__The task__.
Only lines that contain the word "JSON" are to be returned from the data below.

__Exercise input__.
--------------------------------

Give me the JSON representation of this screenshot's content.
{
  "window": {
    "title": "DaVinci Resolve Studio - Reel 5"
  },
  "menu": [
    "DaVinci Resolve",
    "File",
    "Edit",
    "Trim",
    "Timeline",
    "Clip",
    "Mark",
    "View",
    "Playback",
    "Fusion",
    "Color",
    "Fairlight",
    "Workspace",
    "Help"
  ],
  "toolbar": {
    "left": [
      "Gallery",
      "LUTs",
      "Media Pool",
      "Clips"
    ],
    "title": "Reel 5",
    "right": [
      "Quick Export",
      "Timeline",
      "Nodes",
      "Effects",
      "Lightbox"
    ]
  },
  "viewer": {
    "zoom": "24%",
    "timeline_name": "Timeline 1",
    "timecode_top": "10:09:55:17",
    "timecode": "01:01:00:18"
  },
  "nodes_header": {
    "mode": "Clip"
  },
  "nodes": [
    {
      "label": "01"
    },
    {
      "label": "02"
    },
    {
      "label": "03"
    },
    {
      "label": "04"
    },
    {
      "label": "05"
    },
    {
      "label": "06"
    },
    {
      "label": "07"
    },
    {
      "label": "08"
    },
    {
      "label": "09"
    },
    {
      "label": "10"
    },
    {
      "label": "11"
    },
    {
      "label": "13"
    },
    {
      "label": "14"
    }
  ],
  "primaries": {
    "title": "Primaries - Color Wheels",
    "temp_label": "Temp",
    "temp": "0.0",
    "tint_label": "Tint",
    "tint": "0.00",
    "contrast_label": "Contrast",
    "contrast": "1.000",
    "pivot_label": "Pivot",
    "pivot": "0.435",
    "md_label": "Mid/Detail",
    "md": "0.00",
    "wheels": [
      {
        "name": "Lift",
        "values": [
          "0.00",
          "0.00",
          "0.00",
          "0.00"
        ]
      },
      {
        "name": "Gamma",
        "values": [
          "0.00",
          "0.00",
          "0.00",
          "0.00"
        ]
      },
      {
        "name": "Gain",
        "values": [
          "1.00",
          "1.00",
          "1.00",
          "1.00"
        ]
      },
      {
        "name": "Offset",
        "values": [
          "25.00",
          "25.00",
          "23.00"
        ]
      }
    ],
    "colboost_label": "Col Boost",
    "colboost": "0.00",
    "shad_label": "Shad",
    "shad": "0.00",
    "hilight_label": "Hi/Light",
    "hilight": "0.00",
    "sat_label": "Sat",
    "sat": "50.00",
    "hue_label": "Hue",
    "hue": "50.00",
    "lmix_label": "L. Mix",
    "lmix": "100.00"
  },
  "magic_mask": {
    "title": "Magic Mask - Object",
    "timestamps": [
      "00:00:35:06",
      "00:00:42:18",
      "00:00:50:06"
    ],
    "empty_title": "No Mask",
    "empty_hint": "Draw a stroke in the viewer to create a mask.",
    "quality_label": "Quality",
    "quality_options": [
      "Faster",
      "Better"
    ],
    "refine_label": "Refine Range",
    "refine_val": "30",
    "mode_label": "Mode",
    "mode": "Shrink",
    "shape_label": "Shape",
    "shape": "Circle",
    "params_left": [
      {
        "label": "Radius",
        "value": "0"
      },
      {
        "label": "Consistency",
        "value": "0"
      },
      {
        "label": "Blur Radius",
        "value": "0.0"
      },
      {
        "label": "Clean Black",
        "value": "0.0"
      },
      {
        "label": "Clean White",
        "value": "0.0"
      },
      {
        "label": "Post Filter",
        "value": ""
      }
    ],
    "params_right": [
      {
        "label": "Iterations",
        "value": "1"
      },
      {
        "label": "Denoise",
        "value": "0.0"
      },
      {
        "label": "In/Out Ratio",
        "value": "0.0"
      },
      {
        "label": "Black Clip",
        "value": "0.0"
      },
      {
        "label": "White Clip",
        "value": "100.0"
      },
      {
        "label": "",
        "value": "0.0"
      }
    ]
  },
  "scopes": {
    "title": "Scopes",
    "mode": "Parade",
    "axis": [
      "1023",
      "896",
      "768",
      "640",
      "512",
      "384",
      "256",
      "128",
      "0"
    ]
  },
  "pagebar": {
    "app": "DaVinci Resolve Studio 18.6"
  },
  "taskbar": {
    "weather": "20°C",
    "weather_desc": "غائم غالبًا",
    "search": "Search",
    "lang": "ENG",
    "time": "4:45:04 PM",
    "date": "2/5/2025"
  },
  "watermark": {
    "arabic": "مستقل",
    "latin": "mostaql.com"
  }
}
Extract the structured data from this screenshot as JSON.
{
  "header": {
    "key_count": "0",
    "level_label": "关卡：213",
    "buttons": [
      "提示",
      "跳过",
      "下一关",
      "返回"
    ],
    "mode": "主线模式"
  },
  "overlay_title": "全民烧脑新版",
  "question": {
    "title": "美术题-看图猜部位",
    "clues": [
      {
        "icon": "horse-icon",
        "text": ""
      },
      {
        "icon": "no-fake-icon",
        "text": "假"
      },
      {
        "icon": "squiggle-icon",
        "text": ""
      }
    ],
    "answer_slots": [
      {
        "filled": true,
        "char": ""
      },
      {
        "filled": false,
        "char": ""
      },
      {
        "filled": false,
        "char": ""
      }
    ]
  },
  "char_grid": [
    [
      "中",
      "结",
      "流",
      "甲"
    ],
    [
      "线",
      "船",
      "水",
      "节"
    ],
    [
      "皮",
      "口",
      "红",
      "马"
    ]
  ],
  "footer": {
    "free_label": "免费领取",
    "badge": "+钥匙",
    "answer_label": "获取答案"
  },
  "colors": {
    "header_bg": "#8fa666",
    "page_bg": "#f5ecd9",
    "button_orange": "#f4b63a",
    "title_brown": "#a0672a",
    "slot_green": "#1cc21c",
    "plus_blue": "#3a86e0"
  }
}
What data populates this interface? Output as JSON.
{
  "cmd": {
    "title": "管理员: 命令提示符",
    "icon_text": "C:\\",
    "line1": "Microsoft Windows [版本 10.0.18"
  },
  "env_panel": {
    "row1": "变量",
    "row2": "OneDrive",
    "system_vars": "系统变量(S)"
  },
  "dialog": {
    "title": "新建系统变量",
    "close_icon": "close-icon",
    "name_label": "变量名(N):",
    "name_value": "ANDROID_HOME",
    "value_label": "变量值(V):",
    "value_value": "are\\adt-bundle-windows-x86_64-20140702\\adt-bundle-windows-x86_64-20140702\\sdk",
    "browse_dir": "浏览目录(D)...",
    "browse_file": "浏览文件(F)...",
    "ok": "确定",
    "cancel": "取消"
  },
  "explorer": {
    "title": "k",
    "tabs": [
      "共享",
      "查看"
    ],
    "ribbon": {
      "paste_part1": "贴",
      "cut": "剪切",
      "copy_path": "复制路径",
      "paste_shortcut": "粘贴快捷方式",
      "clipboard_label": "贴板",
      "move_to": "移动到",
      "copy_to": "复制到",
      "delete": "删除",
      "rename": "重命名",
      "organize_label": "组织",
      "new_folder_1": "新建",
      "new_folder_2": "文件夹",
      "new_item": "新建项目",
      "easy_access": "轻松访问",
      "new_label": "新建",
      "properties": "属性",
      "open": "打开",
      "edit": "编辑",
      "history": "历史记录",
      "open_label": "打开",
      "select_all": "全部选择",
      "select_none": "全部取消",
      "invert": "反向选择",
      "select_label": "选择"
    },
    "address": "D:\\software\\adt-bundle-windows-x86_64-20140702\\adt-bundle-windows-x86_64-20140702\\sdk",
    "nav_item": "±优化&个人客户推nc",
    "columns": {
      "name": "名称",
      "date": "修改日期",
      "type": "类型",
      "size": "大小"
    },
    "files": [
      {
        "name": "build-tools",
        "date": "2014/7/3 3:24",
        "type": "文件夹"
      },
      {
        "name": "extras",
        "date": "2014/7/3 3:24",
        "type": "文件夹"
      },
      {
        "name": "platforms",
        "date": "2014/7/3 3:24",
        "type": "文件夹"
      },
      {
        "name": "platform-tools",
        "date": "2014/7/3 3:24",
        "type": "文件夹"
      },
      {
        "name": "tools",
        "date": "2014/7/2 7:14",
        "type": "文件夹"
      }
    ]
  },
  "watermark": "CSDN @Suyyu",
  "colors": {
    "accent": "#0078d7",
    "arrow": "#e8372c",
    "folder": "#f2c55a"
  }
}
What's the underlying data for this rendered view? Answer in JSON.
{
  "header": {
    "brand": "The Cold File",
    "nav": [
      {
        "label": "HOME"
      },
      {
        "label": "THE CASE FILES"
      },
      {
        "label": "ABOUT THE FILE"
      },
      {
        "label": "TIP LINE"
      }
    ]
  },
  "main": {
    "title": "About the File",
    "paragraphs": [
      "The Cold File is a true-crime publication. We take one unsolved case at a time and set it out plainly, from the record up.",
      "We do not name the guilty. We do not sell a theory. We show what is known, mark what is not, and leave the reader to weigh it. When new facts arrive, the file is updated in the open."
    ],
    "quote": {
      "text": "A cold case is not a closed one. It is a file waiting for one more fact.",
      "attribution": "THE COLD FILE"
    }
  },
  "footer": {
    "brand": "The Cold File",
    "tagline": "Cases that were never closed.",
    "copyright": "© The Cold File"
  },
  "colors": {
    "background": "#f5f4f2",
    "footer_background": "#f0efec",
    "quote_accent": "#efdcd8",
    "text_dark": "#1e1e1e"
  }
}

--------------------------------

__Exercise solution__.
Give me the JSON representation of this screenshot's content.
Extract the structured data from this screenshot as JSON.
What data populates this interface? Output as JSON.
What's the underlying data for this rendered view? Answer in JSON.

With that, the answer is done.